Thea, lover of whole and broken hearts, you are witness to the last breath of the suicide victim. Abide with those the victim leaves behind; offer them your silent presence in the victim's ringing absence. Amen.
When Paul writes to the church at Thessalonica, he compares the ministry of himself and his fellow leaders to that of a mother.
But we were gentle among you, like a nursing mother tenderly caring for her own children. So deeply do we care for you that we are determined to share with you not only the gospel of God but also our own selves, because you have become very dear to us. -Thessalonians 2:7b-8
This ministry is one of gentleness, of refreshment, of steady abiding-with that overflows with love. He regards the members of the Thessalonian church as very dear. Belonging now to a church in which the vocations of women to ordained ministry are recognized and fully accepted, I find fresh meaning in this. In this passage, Paul is unafraid of comparing himself and other leaders to devoted women. In recommending himself to the Thessalonian church, he embraces a maternal image. In mothering, goodness may be found. In mothering, loyalty may be found. In mothering, unfettered love may be found. In mothering, all the nourishment a young one needs may be found. To be a gracious, loving, effective, Godly minister, in this passage, is to be a mother. I am grateful to be part of a church that embraces the title of "Mother" for its female priestly ministers. When I consider the call I hear to priestly ministry, considering it in terms of mothering enriches it beyond what any book on priesthood might say. Mothering is something I get. Mothering implies total commitment, total love, and totally deep joy--even in the midst of difficulties and trials. I would give anything for my children, including my life. Isn't this what the high priest, Jesus the Christ, does?

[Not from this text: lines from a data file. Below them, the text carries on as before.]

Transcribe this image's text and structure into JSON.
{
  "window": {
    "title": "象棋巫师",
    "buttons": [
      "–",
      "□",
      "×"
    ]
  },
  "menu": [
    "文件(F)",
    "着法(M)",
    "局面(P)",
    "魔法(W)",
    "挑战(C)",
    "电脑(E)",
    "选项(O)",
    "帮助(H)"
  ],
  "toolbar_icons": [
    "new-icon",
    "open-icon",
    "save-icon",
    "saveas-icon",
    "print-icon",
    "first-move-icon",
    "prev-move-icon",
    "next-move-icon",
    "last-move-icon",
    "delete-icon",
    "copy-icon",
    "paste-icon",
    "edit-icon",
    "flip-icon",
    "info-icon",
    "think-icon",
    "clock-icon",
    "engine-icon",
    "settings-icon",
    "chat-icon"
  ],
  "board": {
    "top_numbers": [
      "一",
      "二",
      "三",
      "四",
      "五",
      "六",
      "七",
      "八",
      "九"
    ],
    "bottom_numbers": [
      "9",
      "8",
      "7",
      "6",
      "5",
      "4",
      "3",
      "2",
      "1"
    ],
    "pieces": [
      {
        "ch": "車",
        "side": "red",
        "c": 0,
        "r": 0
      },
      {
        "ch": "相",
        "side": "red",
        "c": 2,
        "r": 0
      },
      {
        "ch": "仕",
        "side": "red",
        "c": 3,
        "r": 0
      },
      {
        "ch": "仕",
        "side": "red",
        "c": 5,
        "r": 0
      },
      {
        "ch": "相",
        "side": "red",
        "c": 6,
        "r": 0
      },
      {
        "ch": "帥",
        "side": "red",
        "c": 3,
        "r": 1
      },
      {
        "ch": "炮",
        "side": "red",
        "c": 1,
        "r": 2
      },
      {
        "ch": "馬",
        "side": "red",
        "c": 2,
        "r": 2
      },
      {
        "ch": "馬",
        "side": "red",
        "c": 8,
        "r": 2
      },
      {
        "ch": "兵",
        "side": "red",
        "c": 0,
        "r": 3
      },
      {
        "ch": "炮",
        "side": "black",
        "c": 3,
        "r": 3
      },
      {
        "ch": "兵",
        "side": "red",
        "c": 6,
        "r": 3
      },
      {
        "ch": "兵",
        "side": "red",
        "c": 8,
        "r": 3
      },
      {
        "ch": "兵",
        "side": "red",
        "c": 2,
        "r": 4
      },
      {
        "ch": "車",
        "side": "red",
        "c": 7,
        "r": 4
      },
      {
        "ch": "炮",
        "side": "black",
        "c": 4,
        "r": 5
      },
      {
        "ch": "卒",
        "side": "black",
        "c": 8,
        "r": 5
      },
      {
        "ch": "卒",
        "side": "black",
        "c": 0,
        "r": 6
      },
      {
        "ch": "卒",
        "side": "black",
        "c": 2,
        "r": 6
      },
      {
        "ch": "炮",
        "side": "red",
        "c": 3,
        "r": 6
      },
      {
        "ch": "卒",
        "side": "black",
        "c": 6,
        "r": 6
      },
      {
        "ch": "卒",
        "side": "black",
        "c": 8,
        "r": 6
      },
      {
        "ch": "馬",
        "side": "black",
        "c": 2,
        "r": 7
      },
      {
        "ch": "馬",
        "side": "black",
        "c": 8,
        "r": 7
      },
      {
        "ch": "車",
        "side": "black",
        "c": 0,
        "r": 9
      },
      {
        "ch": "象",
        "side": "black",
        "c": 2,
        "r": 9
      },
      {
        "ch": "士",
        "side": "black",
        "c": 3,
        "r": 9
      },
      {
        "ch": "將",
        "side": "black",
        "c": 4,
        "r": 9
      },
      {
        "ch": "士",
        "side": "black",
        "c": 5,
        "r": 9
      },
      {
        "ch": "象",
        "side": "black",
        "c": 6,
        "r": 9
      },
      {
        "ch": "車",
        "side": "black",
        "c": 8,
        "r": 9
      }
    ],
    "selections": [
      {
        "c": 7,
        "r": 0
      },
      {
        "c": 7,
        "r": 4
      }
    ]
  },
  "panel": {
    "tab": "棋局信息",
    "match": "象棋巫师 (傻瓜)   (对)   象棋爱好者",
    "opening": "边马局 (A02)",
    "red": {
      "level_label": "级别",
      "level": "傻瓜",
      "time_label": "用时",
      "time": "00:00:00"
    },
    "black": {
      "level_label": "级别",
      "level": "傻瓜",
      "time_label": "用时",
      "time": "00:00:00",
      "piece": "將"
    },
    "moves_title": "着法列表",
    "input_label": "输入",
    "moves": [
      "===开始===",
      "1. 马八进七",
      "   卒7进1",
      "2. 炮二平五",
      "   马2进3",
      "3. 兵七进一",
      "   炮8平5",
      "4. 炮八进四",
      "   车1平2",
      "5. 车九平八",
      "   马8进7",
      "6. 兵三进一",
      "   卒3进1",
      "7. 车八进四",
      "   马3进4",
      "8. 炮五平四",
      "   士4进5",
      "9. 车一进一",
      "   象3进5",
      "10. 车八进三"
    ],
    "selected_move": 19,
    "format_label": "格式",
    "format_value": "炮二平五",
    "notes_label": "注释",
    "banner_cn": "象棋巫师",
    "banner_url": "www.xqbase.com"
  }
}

I began a spiritual practice of silence this morning--ten minutes, first thing after getting the baby her morning milk, eyes closed, hands and body open to receive. One thing I received was the final phrase from a Taizé song: "Come and listen to me." I couldn't remember in that moment what song it came from--all I could remember were those words. Without context, the words took new shape. Was God bidding? Was I bidding? Was someone else bidding? I realized that all three were doing the bidding. My heart turned then toward the fruits of the Spirit, and then to spiritual and corporal works of mercy. As my silence ended, I wondered whether there were opportunities available to volunteer in local hospices and prisons--to listen, to be present, to abide in what is difficult and deeply transforming. I found out that there are abundant hospice volunteer opportunities in the Valley of the Sun. I found far less when I was looking for volunteer opportunities for prison ministry, at least from within an Episcopal or interfaith context. I asked for help on Facebook and got information from two of the leaders from my parish, one of whom pointed me to a notice on the Trinity Cathedral website that Bishop Kirk Smith is planning a summit for those involved in or interested in prison ministry within the Episcopal Diocese of Arizona. Coincidence? Spirit stirring in open hearts for the common good?